Customer groups advocated for a pastime price limit at 36% on loans, that was drafted an additional bill through the 2019 session but didn’t garner votes.

Erin Macey, senior policy analyst for the Indiana Institute for Working Families, said information reveal 82% of borrowers takes away another loan to really make the loan re re re payments through the very very first, inducing the loans to modify from short-term to long-lasting.

“People are struggling to handle the credit they will have,” Macey stated. “Payday loan providers place by themselves as a fast and effortless means to fix these monetary problems. Regrettably, these wind up like a ball and chain.”

Additionally among solutions presented ended up being developing a certification system for short-term loan companies, stated Lyndsay Miller, interim deputy manager for the credit rating Division, and basic counsel when it comes to Indiana Department of finance institutions. She stated their state is able to higher review appropriate papers for the firms.

“It could be beneficial in guarding against appearing industry that is predatory customer leases to obtain around consumer credit guidelines,” Miller said.

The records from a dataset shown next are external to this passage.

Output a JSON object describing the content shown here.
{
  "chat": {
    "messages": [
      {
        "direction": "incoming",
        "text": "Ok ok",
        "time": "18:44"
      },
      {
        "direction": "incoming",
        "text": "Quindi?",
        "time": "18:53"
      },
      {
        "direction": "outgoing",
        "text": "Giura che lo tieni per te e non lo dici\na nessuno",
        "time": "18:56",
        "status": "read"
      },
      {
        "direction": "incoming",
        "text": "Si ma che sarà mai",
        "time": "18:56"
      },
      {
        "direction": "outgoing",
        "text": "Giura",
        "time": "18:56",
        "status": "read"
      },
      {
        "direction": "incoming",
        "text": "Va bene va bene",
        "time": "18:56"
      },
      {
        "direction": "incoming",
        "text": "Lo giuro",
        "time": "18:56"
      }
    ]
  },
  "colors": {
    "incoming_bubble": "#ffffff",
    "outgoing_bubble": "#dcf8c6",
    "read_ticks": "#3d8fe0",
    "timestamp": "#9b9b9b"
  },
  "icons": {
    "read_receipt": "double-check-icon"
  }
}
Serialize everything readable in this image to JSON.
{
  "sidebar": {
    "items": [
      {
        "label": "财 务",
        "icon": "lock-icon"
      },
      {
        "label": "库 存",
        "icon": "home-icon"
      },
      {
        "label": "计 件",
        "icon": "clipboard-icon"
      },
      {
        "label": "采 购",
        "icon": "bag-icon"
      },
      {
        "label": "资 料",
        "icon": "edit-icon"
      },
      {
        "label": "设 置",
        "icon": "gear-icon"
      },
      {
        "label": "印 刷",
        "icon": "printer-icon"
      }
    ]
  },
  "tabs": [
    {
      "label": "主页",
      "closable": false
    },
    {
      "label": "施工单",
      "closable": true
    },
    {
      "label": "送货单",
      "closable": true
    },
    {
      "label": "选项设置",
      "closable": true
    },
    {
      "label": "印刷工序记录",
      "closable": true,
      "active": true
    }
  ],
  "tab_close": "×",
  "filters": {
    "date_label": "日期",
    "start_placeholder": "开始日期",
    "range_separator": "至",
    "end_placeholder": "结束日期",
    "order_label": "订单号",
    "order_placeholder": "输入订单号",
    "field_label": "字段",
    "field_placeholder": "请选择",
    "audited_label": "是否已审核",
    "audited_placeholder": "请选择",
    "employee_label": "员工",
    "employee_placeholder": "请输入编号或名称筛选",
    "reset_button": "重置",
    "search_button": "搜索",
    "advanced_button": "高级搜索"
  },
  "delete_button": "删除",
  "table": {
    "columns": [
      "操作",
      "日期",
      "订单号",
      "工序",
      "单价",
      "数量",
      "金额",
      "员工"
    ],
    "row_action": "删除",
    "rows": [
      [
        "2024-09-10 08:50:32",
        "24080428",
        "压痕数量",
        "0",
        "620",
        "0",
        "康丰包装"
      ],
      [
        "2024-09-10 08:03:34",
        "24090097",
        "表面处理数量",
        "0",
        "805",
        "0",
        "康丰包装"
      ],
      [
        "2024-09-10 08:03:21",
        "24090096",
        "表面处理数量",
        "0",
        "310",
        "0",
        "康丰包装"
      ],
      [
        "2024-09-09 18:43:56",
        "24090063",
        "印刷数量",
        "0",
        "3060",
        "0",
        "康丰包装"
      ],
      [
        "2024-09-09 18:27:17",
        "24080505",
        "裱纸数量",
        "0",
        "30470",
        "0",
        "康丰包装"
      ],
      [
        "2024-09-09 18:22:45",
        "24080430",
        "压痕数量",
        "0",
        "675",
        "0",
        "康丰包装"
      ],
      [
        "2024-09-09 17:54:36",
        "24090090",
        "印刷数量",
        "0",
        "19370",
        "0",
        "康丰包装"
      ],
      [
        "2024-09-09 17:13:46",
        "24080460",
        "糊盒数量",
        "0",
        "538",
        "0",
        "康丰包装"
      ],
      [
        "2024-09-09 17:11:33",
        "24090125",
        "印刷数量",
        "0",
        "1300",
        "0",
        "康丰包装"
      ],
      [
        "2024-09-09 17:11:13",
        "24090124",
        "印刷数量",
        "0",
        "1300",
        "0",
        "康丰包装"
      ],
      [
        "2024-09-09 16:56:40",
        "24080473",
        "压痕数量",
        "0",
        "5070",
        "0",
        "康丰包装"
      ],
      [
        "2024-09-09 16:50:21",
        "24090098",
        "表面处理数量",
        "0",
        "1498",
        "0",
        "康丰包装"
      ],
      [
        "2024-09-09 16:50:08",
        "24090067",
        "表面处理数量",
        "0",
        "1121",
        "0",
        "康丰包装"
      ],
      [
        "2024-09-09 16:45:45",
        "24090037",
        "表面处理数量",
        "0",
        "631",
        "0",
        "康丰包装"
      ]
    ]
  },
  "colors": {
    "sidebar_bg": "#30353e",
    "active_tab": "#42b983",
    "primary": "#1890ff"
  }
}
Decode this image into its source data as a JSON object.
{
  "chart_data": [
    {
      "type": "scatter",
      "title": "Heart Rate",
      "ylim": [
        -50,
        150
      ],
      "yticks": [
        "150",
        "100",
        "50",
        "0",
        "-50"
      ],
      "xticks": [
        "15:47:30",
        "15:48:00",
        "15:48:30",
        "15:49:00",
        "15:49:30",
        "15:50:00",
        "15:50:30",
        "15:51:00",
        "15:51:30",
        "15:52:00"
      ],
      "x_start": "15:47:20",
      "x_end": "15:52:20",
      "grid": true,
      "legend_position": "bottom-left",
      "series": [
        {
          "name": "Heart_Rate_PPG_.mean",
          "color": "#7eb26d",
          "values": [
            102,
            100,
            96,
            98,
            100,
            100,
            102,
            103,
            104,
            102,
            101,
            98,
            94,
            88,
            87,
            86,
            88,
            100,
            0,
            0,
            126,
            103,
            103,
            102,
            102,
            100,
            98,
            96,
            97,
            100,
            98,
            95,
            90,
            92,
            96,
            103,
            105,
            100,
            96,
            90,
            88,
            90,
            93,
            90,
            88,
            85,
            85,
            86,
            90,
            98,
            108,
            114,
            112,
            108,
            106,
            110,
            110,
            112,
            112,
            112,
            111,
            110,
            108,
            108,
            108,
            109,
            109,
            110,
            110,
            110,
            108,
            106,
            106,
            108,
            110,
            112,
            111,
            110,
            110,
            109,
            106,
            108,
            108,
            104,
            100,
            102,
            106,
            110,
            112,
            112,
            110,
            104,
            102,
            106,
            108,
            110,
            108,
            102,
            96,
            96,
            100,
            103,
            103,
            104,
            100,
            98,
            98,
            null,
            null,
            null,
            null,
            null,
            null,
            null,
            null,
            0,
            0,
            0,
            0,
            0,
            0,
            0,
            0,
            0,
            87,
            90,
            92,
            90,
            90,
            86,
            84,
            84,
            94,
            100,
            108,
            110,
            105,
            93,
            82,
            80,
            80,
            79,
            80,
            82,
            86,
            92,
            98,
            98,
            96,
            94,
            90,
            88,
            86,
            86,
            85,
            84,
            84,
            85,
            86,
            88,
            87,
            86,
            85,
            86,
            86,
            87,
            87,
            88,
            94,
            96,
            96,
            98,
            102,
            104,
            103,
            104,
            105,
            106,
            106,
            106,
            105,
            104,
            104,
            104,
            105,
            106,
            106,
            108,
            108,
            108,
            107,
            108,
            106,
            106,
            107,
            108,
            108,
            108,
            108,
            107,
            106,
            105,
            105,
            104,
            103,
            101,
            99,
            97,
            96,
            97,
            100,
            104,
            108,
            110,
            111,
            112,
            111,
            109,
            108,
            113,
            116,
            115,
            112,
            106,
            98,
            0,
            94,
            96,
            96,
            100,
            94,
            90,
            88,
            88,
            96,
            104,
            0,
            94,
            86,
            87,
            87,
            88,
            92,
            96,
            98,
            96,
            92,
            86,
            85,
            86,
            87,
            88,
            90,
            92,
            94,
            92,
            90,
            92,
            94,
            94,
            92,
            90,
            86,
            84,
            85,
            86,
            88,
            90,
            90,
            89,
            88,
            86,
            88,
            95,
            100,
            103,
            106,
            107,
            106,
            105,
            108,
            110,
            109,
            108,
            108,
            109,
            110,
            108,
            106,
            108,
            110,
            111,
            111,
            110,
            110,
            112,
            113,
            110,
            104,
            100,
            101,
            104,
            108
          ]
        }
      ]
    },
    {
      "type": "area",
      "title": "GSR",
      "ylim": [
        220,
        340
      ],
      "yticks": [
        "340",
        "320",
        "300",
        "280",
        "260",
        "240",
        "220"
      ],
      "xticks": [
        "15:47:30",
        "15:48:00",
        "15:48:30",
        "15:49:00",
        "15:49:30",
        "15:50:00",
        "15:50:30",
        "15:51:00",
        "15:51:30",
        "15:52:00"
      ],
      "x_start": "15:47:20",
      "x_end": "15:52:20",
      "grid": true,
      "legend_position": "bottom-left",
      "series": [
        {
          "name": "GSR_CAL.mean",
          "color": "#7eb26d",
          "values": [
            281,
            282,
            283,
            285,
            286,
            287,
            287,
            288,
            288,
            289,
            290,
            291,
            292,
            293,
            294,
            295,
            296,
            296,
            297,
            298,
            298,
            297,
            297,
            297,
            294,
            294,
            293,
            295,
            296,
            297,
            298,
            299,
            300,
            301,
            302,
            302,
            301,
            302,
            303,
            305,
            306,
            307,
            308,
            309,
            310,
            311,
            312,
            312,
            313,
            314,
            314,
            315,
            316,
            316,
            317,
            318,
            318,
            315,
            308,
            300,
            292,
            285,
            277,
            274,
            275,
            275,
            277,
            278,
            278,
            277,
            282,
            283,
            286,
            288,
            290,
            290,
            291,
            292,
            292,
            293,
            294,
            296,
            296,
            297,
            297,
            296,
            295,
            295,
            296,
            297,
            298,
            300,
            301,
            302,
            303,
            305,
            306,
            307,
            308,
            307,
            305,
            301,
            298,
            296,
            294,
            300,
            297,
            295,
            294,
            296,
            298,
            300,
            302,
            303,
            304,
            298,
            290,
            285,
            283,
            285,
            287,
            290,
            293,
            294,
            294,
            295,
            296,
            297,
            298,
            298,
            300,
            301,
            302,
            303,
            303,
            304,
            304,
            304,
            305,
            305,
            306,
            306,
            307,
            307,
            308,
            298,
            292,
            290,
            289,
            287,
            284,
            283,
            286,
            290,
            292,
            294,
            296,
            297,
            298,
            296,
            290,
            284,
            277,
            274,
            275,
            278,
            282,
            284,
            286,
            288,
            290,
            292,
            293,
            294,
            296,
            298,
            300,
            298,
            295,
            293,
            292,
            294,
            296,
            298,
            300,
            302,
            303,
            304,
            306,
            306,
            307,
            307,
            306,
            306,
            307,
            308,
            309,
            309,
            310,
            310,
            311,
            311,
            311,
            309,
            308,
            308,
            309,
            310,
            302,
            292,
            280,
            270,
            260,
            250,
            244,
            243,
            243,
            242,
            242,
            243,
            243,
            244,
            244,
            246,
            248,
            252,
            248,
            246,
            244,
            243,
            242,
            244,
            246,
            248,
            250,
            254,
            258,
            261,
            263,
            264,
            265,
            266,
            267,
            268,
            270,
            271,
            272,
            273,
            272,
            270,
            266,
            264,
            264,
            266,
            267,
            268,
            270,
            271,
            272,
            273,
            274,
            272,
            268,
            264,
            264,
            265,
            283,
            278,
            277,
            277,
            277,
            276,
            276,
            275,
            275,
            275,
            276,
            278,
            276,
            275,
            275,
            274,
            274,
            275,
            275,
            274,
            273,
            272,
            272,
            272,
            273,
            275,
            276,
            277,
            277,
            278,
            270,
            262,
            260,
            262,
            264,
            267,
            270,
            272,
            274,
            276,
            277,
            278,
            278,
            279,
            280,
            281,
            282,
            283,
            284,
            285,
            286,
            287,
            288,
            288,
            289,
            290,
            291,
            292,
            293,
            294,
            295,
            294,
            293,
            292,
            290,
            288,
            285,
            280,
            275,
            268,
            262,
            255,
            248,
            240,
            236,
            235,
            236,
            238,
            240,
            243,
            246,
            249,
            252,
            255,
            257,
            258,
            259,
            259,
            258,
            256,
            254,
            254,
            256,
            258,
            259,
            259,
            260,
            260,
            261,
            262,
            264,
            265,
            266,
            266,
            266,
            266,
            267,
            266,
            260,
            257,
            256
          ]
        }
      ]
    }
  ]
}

Brian Burdick, an Indianapolis lawyer at Brian and Thornburg LLC, represented the lending that is payday, and stated that legislation will put payday loan providers in Indiana away from company, and drive borrowers to head to online lenders, that have more danger.

“It does not reduce steadily the interest in the loans, so people just go right to the unregulated market,” Burdick stated.

Rep. Woody Burton, R-Greenwood, questioned Burdick in the lenders’ ultimate goal and exactly how very long they desire to put up on to borrowers attempting to repay loans.

Burdick stated the issue is there was a credit that is subprime, while the end aim of payday loan providers would be to lead borrowers on a way to bankability and credit history.

The research committee will reconvene Sept. 4 in a meeting that is joint the Interim research Committee on Public wellness, Behavioral Health, and Human Services to listen to testimony regarding the different facets adding to the rise of healthcare costs.